When we were small, we believed things just because other older people said so. But when we grow up, we should, as St. Peter urged us (1 Peter 3:15),"Always be read to give a defense to anyone who asks you for a reason for the hope that is in you."

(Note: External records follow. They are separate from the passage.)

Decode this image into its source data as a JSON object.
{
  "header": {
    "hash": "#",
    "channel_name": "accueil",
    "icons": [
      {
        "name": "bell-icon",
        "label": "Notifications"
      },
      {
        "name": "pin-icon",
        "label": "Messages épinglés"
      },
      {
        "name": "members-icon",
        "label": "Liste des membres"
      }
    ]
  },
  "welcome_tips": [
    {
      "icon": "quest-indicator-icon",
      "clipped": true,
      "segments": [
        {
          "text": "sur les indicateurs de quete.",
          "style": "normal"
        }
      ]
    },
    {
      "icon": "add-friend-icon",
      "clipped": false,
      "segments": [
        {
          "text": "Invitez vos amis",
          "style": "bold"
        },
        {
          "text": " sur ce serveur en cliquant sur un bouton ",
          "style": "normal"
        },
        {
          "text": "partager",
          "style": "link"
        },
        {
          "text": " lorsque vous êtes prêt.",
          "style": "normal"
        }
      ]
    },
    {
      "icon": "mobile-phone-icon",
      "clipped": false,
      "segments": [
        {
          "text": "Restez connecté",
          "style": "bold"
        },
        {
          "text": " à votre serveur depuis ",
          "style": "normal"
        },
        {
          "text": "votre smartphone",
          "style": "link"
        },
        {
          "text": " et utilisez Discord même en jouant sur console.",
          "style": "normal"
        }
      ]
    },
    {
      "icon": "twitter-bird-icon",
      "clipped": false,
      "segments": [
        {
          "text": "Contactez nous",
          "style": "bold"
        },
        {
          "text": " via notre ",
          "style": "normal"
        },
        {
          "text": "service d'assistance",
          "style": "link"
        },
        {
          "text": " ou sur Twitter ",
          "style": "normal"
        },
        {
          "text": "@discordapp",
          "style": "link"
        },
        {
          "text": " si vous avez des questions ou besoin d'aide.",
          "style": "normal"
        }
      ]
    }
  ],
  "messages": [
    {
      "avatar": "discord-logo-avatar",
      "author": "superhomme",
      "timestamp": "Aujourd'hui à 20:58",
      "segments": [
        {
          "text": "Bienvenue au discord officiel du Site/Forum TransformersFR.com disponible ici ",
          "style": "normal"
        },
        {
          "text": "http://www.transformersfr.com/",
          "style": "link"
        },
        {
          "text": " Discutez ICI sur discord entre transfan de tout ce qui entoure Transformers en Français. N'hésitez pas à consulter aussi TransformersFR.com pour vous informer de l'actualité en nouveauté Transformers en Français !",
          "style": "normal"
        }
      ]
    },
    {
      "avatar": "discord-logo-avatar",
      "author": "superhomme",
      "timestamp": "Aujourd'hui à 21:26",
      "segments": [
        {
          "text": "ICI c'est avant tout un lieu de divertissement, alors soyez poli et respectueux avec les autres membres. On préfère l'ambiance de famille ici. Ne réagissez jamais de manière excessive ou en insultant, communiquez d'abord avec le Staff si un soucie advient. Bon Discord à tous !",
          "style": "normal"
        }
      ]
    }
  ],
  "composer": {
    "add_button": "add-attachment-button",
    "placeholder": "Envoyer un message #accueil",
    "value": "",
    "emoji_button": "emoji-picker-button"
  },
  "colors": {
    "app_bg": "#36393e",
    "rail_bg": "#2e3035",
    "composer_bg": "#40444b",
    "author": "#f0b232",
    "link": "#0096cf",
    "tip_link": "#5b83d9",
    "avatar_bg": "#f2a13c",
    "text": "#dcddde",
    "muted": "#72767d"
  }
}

Let us sketch the chief lines of how this is done. We begin with the Gospels, but do not at first look upon them as inspired - we still have to prove that. So for now, we think of them only as ancient documents. We give them many tests, such as we use on other ancient documents. We reach the point where it is clear we can get from them a few simple, uncomplicated facts about Jesus (We mean things not entwined in an ancient culture, things that eyes and ears can pick up so directly and without any need of interpretation that danger of bias is not present). We look and find these six simple things: 1) There was a man called Jesus. 2) He claimed He was sent from God, as a sort of messenger. 3) He did enough, by working miracles in situations where there was a tie established between the miracle and His claims (e.g., Mark 2:1-12, where He cured the paralytic to prove He had forgiven the man's sins). 4)He had an inner circle in the crowds that followed Him, and He spoke more to them, and (5) told them to continue His work, His teaching. 6) He promised God would protect their teachings: "He who hears you hears me" (Luke 10:16. Cf. Matthew 1:17-18). He identifies with them - that is, says He who hears you hears me - not just in the way in which He identifies with the poor. No, He says they are speaking in His place as teachers, not as poor. So, finally, we see in front of us a group or Church, with a commission to teach by a messenger from God, and promised divine protection on that teaching. Then we not only may but should believe its teachings. Among other things, it tells us that this messenger from God was really God, that the ancient documents we used are really inspired, that there is a Pope, and what powers he has.